  • Marcelo

    Jennifer, Bridge…

    My studies have shown me time and time again that justice is NEVER associated with retribution, or vengeance, but always, associated with doing the right thing. Doing good, relieving the oppressed.

    Judgement/Wrath on the other hand is that retribution. Confusing the terms is very damaging to our theology.

    Besides, even judgement/wrath is not that retributive as many think. There’s an aspect of this that is as much a natural consequence as something imposed by God, therefore, even there, we must be real careful not to portray God as this blood-thirsty deity that demands punishment and retribution.

  • Herb

    From a personal perspective, and contrary to Mr. Hawkins diatribe, the Old Testament’s value to the Christian is that it contains accounts of ordinary people living out their relationship with God from ordinary lives. Farmers, craftsmen, sheepherders, men who struggled with adulterous spouses, inner sexual sins. The list could go on…these are stories never brought up in the New Testament. Rather Paul talks about a “thorn in the flesh” which we are never to know what that was and whether or not we have a similar one. But David, for example who all his life struggled with lust issues which led him to a conspiracy of murder, and Hosea whose wife Gomer prostituted herself with other men. These are the same struggles many Christians have today!

    And quite to the contrary of the perception of those who see God as a vindictive and petty being, if you take the time to read the story of these people, you will see a God of love and compassion, more ready to forgive than most were to ask for forgiveness. Even in the midst of the consequences of sin, such as the death of the child born to David and Bathsheba, God was there for David.

    I think the whole world would benefit from a better understanding of the Old Testament, perhaps Christians should read it more!

  • Great article Jeffrey. Enjoyed reading it and I look forward to reading the others. Keep up the good work my friend.

  • Melissa

    Loved this article!
    I know some things in the OT are hard to understand and “yikes!! God means business” but in a beautiful way. God just wants the best for us and the best for us is His perfect ways. I love the OT is so mysterious and prophetic and the love of God is demonstrated over and over and still over…truly His Mercy knows no bounds!

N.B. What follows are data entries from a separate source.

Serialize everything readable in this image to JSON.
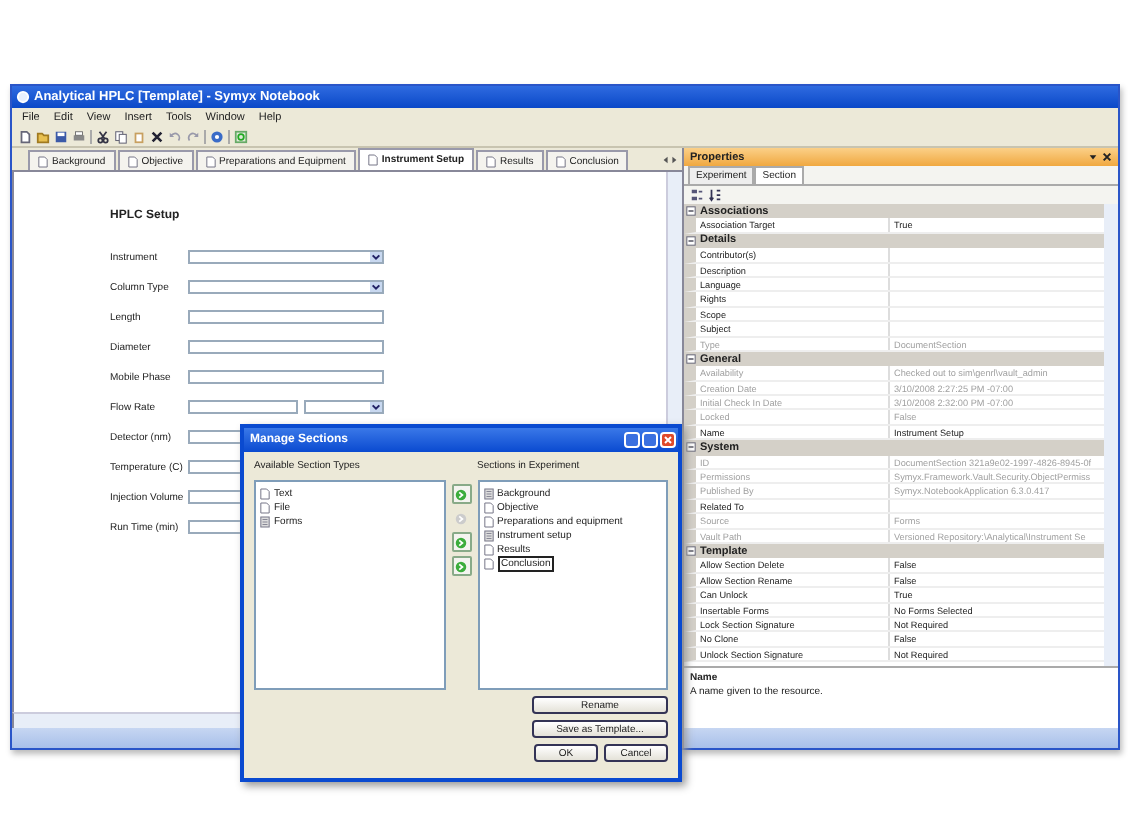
{
  "window": {
    "title": "Analytical HPLC [Template] - Symyx Notebook"
  },
  "menu": [
    "File",
    "Edit",
    "View",
    "Insert",
    "Tools",
    "Window",
    "Help"
  ],
  "tabs": [
    {
      "label": "Background",
      "selected": false
    },
    {
      "label": "Objective",
      "selected": false
    },
    {
      "label": "Preparations and Equipment",
      "selected": false
    },
    {
      "label": "Instrument Setup",
      "selected": true
    },
    {
      "label": "Results",
      "selected": false
    },
    {
      "label": "Conclusion",
      "selected": false
    }
  ],
  "form": {
    "title": "HPLC Setup",
    "fields": [
      {
        "label": "Instrument",
        "kind": "dropdown"
      },
      {
        "label": "Column Type",
        "kind": "dropdown"
      },
      {
        "label": "Length",
        "kind": "text"
      },
      {
        "label": "Diameter",
        "kind": "text"
      },
      {
        "label": "Mobile Phase",
        "kind": "text"
      },
      {
        "label": "Flow Rate",
        "kind": "text_dropdown"
      },
      {
        "label": "Detector (nm)",
        "kind": "text"
      },
      {
        "label": "Temperature (C)",
        "kind": "text"
      },
      {
        "label": "Injection Volume",
        "kind": "text"
      },
      {
        "label": "Run Time (min)",
        "kind": "text"
      }
    ]
  },
  "properties": {
    "title": "Properties",
    "tabs": [
      {
        "label": "Experiment",
        "selected": false
      },
      {
        "label": "Section",
        "selected": true
      }
    ],
    "sections": [
      {
        "title": "Associations",
        "expanded": true,
        "rows": [
          {
            "name": "Association Target",
            "value": "True",
            "disabled": false
          }
        ]
      },
      {
        "title": "Details",
        "expanded": true,
        "rows": [
          {
            "name": "Contributor(s)",
            "value": "",
            "disabled": false
          },
          {
            "name": "Description",
            "value": "",
            "disabled": false
          },
          {
            "name": "Language",
            "value": "",
            "disabled": false
          },
          {
            "name": "Rights",
            "value": "",
            "disabled": false
          },
          {
            "name": "Scope",
            "value": "",
            "disabled": false
          },
          {
            "name": "Subject",
            "value": "",
            "disabled": false
          },
          {
            "name": "Type",
            "value": "DocumentSection",
            "disabled": true
          }
        ]
      },
      {
        "title": "General",
        "expanded": true,
        "rows": [
          {
            "name": "Availability",
            "value": "Checked out to sim\\genrl\\vault_admin",
            "disabled": true
          },
          {
            "name": "Creation Date",
            "value": "3/10/2008 2:27:25 PM -07:00",
            "disabled": true
          },
          {
            "name": "Initial Check In Date",
            "value": "3/10/2008 2:32:00 PM -07:00",
            "disabled": true
          },
          {
            "name": "Locked",
            "value": "False",
            "disabled": true
          },
          {
            "name": "Name",
            "value": "Instrument Setup",
            "disabled": false
          }
        ]
      },
      {
        "title": "System",
        "expanded": true,
        "rows": [
          {
            "name": "ID",
            "value": "DocumentSection 321a9e02-1997-4826-8945-0f",
            "disabled": true
          },
          {
            "name": "Permissions",
            "value": "Symyx.Framework.Vault.Security.ObjectPermiss",
            "disabled": true
          },
          {
            "name": "Published By",
            "value": "Symyx.NotebookApplication 6.3.0.417",
            "disabled": true
          },
          {
            "name": "Related To",
            "value": "",
            "disabled": false
          },
          {
            "name": "Source",
            "value": "Forms",
            "disabled": true
          },
          {
            "name": "Vault Path",
            "value": "Versioned Repository:\\Analytical\\Instrument Se",
            "disabled": true
          }
        ]
      },
      {
        "title": "Template",
        "expanded": true,
        "rows": [
          {
            "name": "Allow Section Delete",
            "value": "False",
            "disabled": false
          },
          {
            "name": "Allow Section Rename",
            "value": "False",
            "disabled": false
          },
          {
            "name": "Can Unlock",
            "value": "True",
            "disabled": false
          },
          {
            "name": "Insertable Forms",
            "value": "No Forms Selected",
            "disabled": false
          },
          {
            "name": "Lock Section Signature",
            "value": "Not Required",
            "disabled": false
          },
          {
            "name": "No Clone",
            "value": "False",
            "disabled": false
          },
          {
            "name": "Unlock Section Signature",
            "value": "Not Required",
            "disabled": false
          }
        ]
      }
    ],
    "help_title": "Name",
    "help_text": "A name given to the resource."
  },
  "dialog": {
    "title": "Manage Sections",
    "available_label": "Available Section Types",
    "available": [
      {
        "label": "Text",
        "kind": "document"
      },
      {
        "label": "File",
        "kind": "document"
      },
      {
        "label": "Forms",
        "kind": "form"
      }
    ],
    "move_buttons": [
      {
        "disabled": false
      },
      {
        "disabled": true
      },
      {
        "disabled": false
      },
      {
        "disabled": false
      }
    ],
    "sections_label": "Sections in Experiment",
    "sections": [
      {
        "label": "Background",
        "kind": "form",
        "editing": false
      },
      {
        "label": "Objective",
        "kind": "document",
        "editing": false
      },
      {
        "label": "Preparations and equipment",
        "kind": "document",
        "editing": false
      },
      {
        "label": "Instrument setup",
        "kind": "form",
        "editing": false
      },
      {
        "label": "Results",
        "kind": "document",
        "editing": false
      },
      {
        "label": "Conclusion",
        "kind": "document",
        "editing": true
      }
    ],
    "buttons": [
      "Rename",
      "Save as Template...",
      "OK",
      "Cancel"
    ]
  }
}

    When I read about Moses, King Manassess or King David am comforted. God truly can forgive me being A BIG SINNER. When I read about Job am like “ok I have God by my side..we got this!” *fistpump

    Oh I can go on with the stories!

    Can’t wait for the rest!

    God Bless!